Bliss at the Wild West Show: When Joseph Campbell Met Buffalo Bill

Somewhere in the middle of the last century, the distinction between high and low culture passed into history under a tidal wave of modern communication.  The distinction may have done more harm than good anyway as art cannot be so neatly categorized.

Take for example, a very young Joseph Campbell (1904-1987), who in 1910, met Buffalo Bill (William F. Cody, 1846-1917) at his Wild West Show in the old Madison Square Garden in New York.  This trip to what was considered a decidedly “low culture” event nonetheless introduced Campbell to a life of scholarship.   Late in life, Buffalo Bill wanted to portray the culture and complexity of Native American life.  At the show, a ten-year old Campbell became enthralled with Native Americans and their culture.

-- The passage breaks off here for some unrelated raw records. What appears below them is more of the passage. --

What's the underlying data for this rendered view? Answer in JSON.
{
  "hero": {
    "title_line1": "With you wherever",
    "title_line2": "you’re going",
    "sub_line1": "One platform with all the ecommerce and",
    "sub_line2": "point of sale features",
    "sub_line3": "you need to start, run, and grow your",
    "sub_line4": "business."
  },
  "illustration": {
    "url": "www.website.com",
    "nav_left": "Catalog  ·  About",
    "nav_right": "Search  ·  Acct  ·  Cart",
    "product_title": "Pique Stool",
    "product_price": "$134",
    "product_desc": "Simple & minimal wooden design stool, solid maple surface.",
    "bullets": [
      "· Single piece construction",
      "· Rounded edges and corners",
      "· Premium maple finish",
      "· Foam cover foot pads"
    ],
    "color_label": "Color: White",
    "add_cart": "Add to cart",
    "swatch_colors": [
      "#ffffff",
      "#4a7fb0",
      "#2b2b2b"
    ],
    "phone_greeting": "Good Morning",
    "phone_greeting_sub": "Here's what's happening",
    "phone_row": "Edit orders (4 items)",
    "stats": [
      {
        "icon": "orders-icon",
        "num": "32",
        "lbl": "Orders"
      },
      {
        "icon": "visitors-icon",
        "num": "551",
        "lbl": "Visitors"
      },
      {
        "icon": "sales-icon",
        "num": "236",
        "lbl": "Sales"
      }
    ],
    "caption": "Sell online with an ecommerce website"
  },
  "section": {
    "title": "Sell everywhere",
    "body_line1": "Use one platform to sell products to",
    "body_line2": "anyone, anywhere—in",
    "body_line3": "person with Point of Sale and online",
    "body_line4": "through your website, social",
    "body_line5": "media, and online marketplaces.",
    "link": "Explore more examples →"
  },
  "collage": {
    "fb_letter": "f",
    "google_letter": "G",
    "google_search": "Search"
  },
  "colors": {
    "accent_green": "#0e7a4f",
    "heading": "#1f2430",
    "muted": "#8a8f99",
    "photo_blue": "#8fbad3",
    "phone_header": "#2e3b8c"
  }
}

There is no telling what a cultural event will do.

Attending La Fanciulla del West at the Metropolitan Opera this past weekend reminded me of the connection between Buffalo Bill and Joseph Campbell.  The opera, based on a play by David Belasco,  was staged the same year of their meeting — 1910. It was the first opera commissioned by the Met.  The “old west” setting was exotic for urban opera audiences and the production was not received as well in Europe as it was in the United States.

The Met’s production rounded out the centenary celebration of La Fanciulla del West.

I thank CFA Professor Deborah Burton and the BU Howard Gotlieb Archival Research Center for their work in this celebration.


Buffalo Bill in 1910, the year he met Joseph Campbell. Buffalo Bill performed in Boston 20 times between 1873-1916. Wikimedia photo. Public Domain.